Regression testing is a type of software testing that verifies or disproves the functioning of software components after they’ve been changed. If a flaw is detected after a modification to a software component, regression testing is necessary to confirm the problem and attempt to repair it. Regression testing should preferably be carried out on a frequent basis, such as after each change, at the end of each day, weekly, bi-weekly, and so on. When a previously found issue has been resolved, regression tests should usually be run.

In general, the more regression testing that can be done, the more issues that can be detected and fixed, and the more stable the application will become, resulting in a significant reduction in production defects.

Perform a Defect Analysis

Because faults will inevitably arise at some point throughout the software development life cycle, it’s critical that your team maximizes the value they give. A fault, in particular, gives a chance to conduct an in-depth examination of the software’s affected components and make changes to all areas that were harmed. Although the kind of analysis used by your company will be unique to your team and application, there are a few crucial concepts to bear in mind while determining the root cause of any particular defect:

Rely on Expert Team Members: Quality Assurance departments are useful and frequently required for large projects, but don’t forget about the members of your development team who were directly engaged in the creation of the code or components that created the issue. The purpose of identifying these folks is not to cast judgment or guilt on them, but to enable them to evaluate the problem and come up with the most elegant solution.

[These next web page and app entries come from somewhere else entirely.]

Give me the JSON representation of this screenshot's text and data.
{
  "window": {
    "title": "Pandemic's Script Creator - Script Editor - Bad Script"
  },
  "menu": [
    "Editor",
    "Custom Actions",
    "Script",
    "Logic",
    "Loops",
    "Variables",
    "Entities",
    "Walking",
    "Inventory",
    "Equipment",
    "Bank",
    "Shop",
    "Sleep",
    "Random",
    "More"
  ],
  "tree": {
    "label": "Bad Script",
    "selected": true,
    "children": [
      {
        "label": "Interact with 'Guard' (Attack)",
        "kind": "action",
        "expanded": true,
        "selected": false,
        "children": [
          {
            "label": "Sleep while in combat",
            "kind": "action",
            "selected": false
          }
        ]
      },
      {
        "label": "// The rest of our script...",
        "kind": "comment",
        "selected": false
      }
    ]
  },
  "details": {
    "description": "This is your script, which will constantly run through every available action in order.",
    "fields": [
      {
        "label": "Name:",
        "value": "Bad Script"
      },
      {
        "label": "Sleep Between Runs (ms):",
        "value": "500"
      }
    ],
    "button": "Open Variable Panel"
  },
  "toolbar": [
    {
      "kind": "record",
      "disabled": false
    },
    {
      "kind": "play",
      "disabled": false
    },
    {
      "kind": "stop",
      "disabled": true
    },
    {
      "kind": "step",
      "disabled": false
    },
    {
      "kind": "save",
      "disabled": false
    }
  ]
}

Aim to Improve Quality: Above all, the suggestions and techniques outlined in this article are intended to improve the quality of the program in future iterations and production releases. As a result, defect analysis should try to both avoid flaws and find any that do fall through the gaps as soon as feasible.

Prioritize Systematic Flaws: Throughout the average development life cycle, there will inevitably be a number of regressive defects – flaws that recur despite the team’s best attempts to eliminate them. Such systemic faults should be addressed and aggressively focused on during the analysis phase, as they will have the greatest influence on total defect rates.

Error-monitoring software can help a lot

Exception monitoring and reporting systems that are automated guarantee that your team is aware of faults as soon as they arise. For all of your development projects, use a solution that enables real-time error monitoring and automated exception reporting.

Read this article to find out what things you should look for when selecting a test management tool.

A Detailed Guide To Select The Best Test Management Tool | Kualitee

You can either hire a separate department for catching and eliminating defects in production or hire a professional security testing team who does the job for you.